In 2007 November, the container dispatch released 54,000 gallons of bunker

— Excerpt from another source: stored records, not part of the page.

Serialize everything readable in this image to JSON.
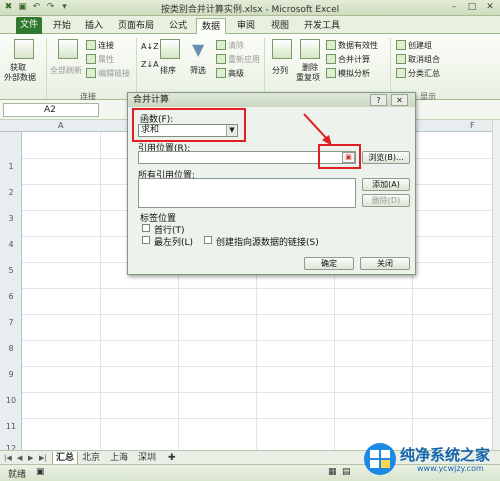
{
  "window": {
    "title": "按类别合并计算实例.xlsx - Microsoft Excel",
    "min": "–",
    "max": "□",
    "close": "✕"
  },
  "tabs": [
    "文件",
    "开始",
    "插入",
    "页面布局",
    "公式",
    "数据",
    "审阅",
    "视图",
    "开发工具"
  ],
  "active_tab": "数据",
  "ribbon": {
    "get_external": [
      "获取",
      "外部数据"
    ],
    "refresh_all": "全部刷新",
    "connections": "连接",
    "properties": "属性",
    "edit_links": "编辑链接",
    "group_connections": "连接",
    "sort": "排序",
    "filter": "筛选",
    "clear": "清除",
    "reapply": "重新应用",
    "advanced": "高级",
    "text_to_columns": "分列",
    "remove_duplicates": [
      "删除",
      "重复项"
    ],
    "data_validation": "数据有效性",
    "consolidate": "合并计算",
    "what_if": "模拟分析",
    "group": "创建组",
    "ungroup": "取消组合",
    "subtotal": "分类汇总",
    "group_outline": "显示"
  },
  "namebox": {
    "value": "A2"
  },
  "columns": [
    "A",
    "F"
  ],
  "rows": [
    "1",
    "2",
    "3",
    "4",
    "5",
    "6",
    "7",
    "8",
    "9",
    "10",
    "11",
    "12"
  ],
  "sheets": [
    "汇总",
    "北京",
    "上海",
    "深圳"
  ],
  "active_sheet": "汇总",
  "status": {
    "ready": "就绪"
  },
  "dialog": {
    "title": "合并计算",
    "help": "?",
    "close": "✕",
    "function_label": "函数(F):",
    "function_value": "求和",
    "reference_label": "引用位置(R):",
    "browse": "浏览(B)...",
    "all_references_label": "所有引用位置:",
    "add": "添加(A)",
    "delete": "删除(D)",
    "use_labels": "标签位置",
    "top_row": "首行(T)",
    "left_column": "最左列(L)",
    "link_source": "创建指向源数据的链接(S)",
    "ok": "确定",
    "close_btn": "关闭"
  },
  "watermark": {
    "brand": "纯净系统之家",
    "url": "www.ycwjzy.com"
  },
  "colors": {
    "accent": "#2f7a2f",
    "highlight": "#e02020",
    "watermark": "#1565b0"
  }
}
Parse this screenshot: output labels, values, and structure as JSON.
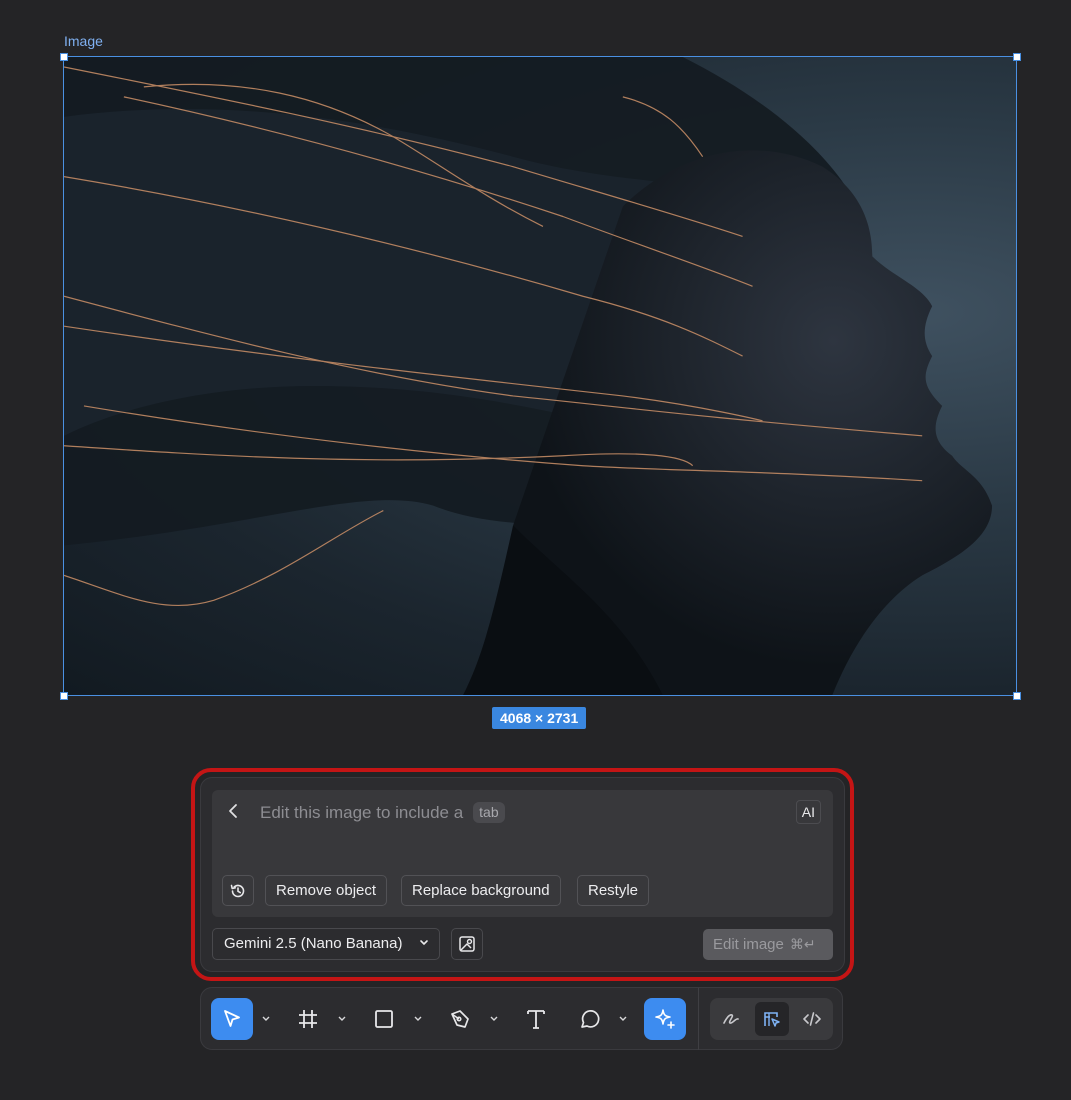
{
  "canvas": {
    "frame_label": "Image",
    "dimensions": "4068 × 2731"
  },
  "prompt_panel": {
    "placeholder": "Edit this image to include a",
    "tab_hint": "tab",
    "ai_badge": "AI",
    "suggestions": [
      "Remove object",
      "Replace background",
      "Restyle"
    ],
    "model": "Gemini 2.5 (Nano Banana)",
    "edit_button": "Edit image",
    "edit_shortcut": "⌘↵"
  },
  "toolbar": {
    "tools": [
      "move-tool",
      "frame-tool",
      "shape-tool",
      "pen-tool",
      "text-tool",
      "comment-tool",
      "ai-tool"
    ],
    "active_tool": "move-tool",
    "modes": [
      "draw-mode",
      "design-mode",
      "dev-mode"
    ],
    "active_mode": "design-mode"
  },
  "colors": {
    "selection": "#4a90e2",
    "accent": "#3d8cf0",
    "highlight": "#c41515",
    "background": "#242426"
  }
}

In 2007 November, the container dispatch released 54,000 gallons of bunker fuel oil into SAN FRANCISCO BAY AREA Bay. these unidentified chemical substances 648450-29-7 IC50 most likely interacted with organic sunshine in the intertidal area to destroy herring embryos. This reveals a significant discrepancy between your resolving power of current forensic analytical chemistry and natural reactions of keystone ecological varieties Mouse monoclonal to CK1 in oiled habitats. However, we effectively delineated the natural impacts of the essential oil spill within an urbanized seaside estuary with an overlapping backdrop of atmospheric, vessel, and land-based resources of PAC air pollution. collided using the San FranciscoCOakland Bay Bridge, breaching two slot energy tanks and spilling 54 around,000 gallons of bunker energy into SAN FRANCISCO BAY AREA Bay. This spill happened in the spawning and rearing habitat for the biggest seaside human population of Pacific herring (spill visibly oiled shorelines next to North Central 648450-29-7 IC50 Bay areas where herring possess historically spawned (November through March; Fig. 1). Although oiled shorelines had been cleaned out visibly, some extensively, just 52% from the essential oil was retrieved from surface area waters and property or dropped to evaporation (2). The quantity of concealed or subsurface essential oil that may possess continued to be near herring spawning 648450-29-7 IC50 areas can be unknown. The toxicity of crude oil to herring early life stages was extensively documented in the aftermath of the 1989 spill, which also occurred contemporaneously to Pacific herring spawning in Prince William Sound, Alaska (3C6). Therefore, the contamination of intertidal and shallow subtidal zones with bunker oil posed a toxic threat to herring spawn and by extension, the productivity and abundance of the San Francisco Bay spawning population. Adult herring deposit adhesive, demersal eggs on shallow nearshore vegetation and other substrates. This proximity to oiled shorelines increases the risk of herring embryo exposure to water-soluble, toxic compounds that derive from oil as it weathers (i.e., shifts in chemical composition) over time. Fig. 1. Satellite view of study sites in central San Francisco Bay. Landmarks include the Golden Gate Bridge to the west and the Richmond Bridge to the north. Oiled sites include HC, SA, PP, and KC. Nonoiled 648450-29-7 IC50 reference sites include Personal computer, PSQ, and SRB. Arrow shows … Study on Alaska North Slope crude essential oil following a spill, as well as studies in the past 2 decades that used additional resources of crude essential oil and additional teleost species, possess yielded two central insights (7). Initial, teleost embryos subjected to track concentrations of crude essential oil constituents dissolved in drinking water show a common symptoms of developmental abnormalities (8C17). Gross features consist of yolk and pericardial sac edema, little jaw, and body axis problems. Of these, edema is apparently probably the most delicate sign of essential oil toxicity and publicity (9, 11, 18). Second, research in Pacific and zebrafish herring show that petroleum-induced edema is cardiogenic. Specifically, crude essential oil contains a straight cardiotoxic fraction due to probably the most abundant polycyclic aromatic substances (PACs), the tricyclic fluorenes, dibenzothiophenes, and phenanthrenes (17C20). These substances hinder the physiological function from the 648450-29-7 IC50 embryonic center, creating cardiac arrhythmia in herring embryos at cells concentrations only 0.8 mol/kg damp pounds (19). Although embryos with edema usually do not survive as nourishing larvae, externally regular embryos making it through Alaska North Slope crude essential oil publicity grew up to become adults with refined changes in center shape and decreased aerobic (i.e., swimming) capacity (21). Based on this previous work, we initiated a 3-y study beginning 3 mo after the spill to assess PAC exposure, sublethal cardiac toxicity, developmental abnormalities, and hatching success in herring embryos in San Francisco Bay. We moored cages containing artificially fertilized embryos, together with passive water sampling devices for PACs (i.e., polyethylene membrane devices; PEMDs), at six sites. Four of these sites were visibly oiled immediately after the spill, whereas two reference sites were not oiled but contiguous with the same heavily urbanized shoreline (Table 1 and Fig. 1). We also collected naturally spawned embryos from five intertidal sites, four of which were adjacent.